Our senior designer Erin Anderson recently constructed a fantastic example of 3D lettering (see above) for the invitation to our Valentine’s Day client appreciation lunch. As part of our ongoing series on non-digital design and off-screen inspiration, I sat down with Erin and asked her some questions about her process.
James Nugent: So Erin, why did you build this image by hand instead of just doing it digitally? Why not just open up Illustrator?
Erin Anderson: Creating this piece with paper rather than digitally allowed me to add a depth that would only be possible with 3D software. I also wanted it to have a very tangible quality, even though it would be seen primarily through digital media.
JN: What materials did you use?
EA: The letterforms are mostly cardstock. I used a range of adhesives, including rubber cement, paper glue, double stick tape, and foam mounting squares.
JN: What was your process? Did you draw it all out first and then built it, or just dive right in with scissors a-blazing?
EA: I saw the word “love” in my head first. That’s where I started. I didn’t sketch it out, I just started building it. The Hansen Belyea brand uses Avenir for most applications, so I wanted it to at least bear a resemblance to that. I pulled it up on my computer as a reference for general structure but didn’t worry too much about replicating it. I just wanted strong and friendly letters.
The “we” and “our” are exact matches for Gotham Rounded and Thirsty Script. I used my laptop as a lightbox of sorts and then transferred the letterforms onto the cardstock before cutting them out with an Exacto knife.

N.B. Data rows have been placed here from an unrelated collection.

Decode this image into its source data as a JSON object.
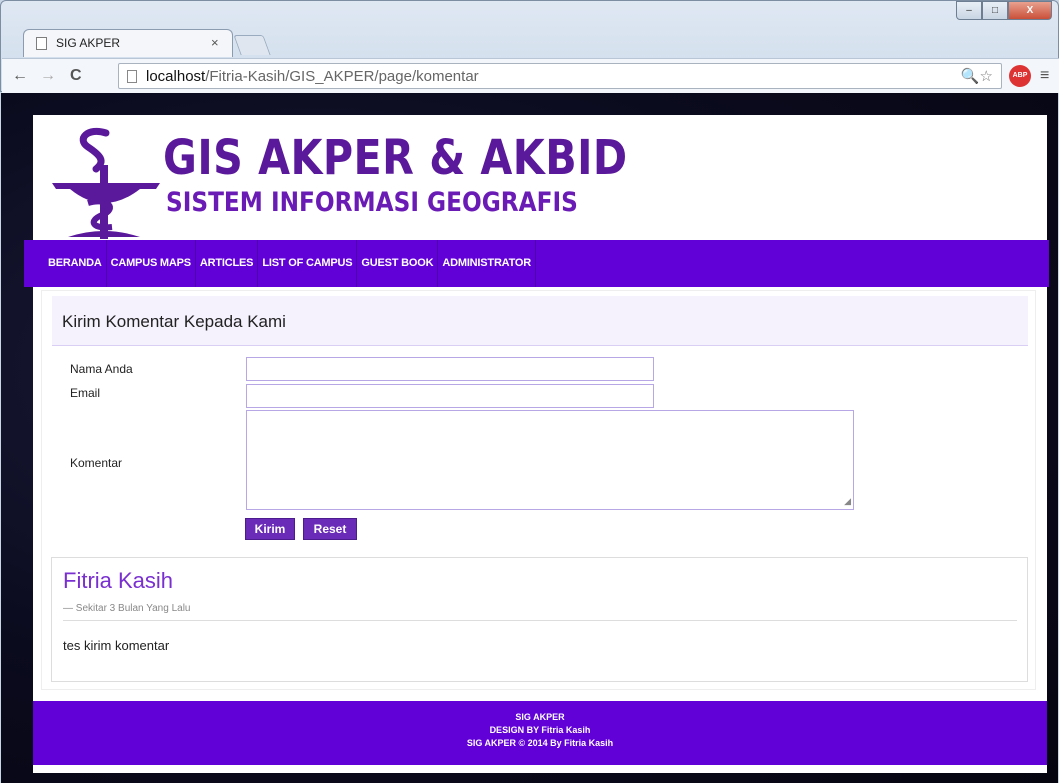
{
  "browser": {
    "tab_title": "SIG AKPER",
    "tab_close": "×",
    "url_host": "localhost",
    "url_path": "/Fitria-Kasih/GIS_AKPER/page/komentar",
    "back": "←",
    "forward": "→",
    "reload": "C",
    "zoom_star": "🔍☆",
    "abp": "ABP",
    "menu": "≡",
    "win_min": "‒",
    "win_max": "□",
    "win_close": "X"
  },
  "header": {
    "title": "GIS AKPER & AKBID",
    "subtitle": "SISTEM INFORMASI GEOGRAFIS"
  },
  "nav": {
    "items": [
      "BERANDA",
      "CAMPUS MAPS",
      "ARTICLES",
      "LIST OF CAMPUS",
      "GUEST BOOK",
      "ADMINISTRATOR"
    ]
  },
  "form": {
    "heading": "Kirim Komentar Kepada Kami",
    "name_label": "Nama Anda",
    "email_label": "Email",
    "comment_label": "Komentar",
    "name_value": "",
    "email_value": "",
    "comment_value": "",
    "submit_label": "Kirim",
    "reset_label": "Reset"
  },
  "comment": {
    "author": "Fitria Kasih",
    "time": "— Sekitar 3 Bulan Yang Lalu",
    "text": "tes kirim komentar"
  },
  "footer": {
    "line1": "SIG AKPER",
    "line2": "DESIGN BY Fitria Kasih",
    "line3": "SIG AKPER © 2014 By Fitria Kasih"
  },
  "colors": {
    "brand_purple": "#6200d8",
    "logo_purple": "#5a189a",
    "button_purple": "#6a2bb8",
    "comment_author": "#7a2fd0"
  },
  "icons": {
    "logo": "caduceus-icon",
    "page": "page-icon",
    "abp": "adblock-icon"
  }
}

The word that challenged me the most was “clients.” As a professional designer, we have to work within time and budget constraints and the project was beginning to take more time than I would like. To follow the same process as the other words, especially with the largest word, would cause me to push my schedule a bit more than I wanted. I went to the art and craft supply store and found large metallic stickers that would fit the bill. After a coat of sealant on the slick metallic surface, I was able to paint the metallic letters with white acrylic paint to better coordinate with the color palette.
JN: Well, I’m blown away by your attention to detail. When I first saw the image I thought it was digitally made! But there really is a certain aliveness to the image, a certain depth of field that you just can’t get digitally. So what’s your favorite part about doing graphic design this way?
EA: By creating the type physically, you become more aware of the nuances of each letterform. I’m reminded of a quote by Ernest Hemingway “It is by riding a bicycle that you learn the contours of a country best, since you have to sweat up the hills and coast down them. Thus you remember them as they actually are, while in a motor car only a high hill impresses you, and you have no such accurate remembrance of country you have driven through as you gain by riding a bicycle.” It’s the same way for me with type. It connects you with the letterform in a way that you just don’t get when working a computer.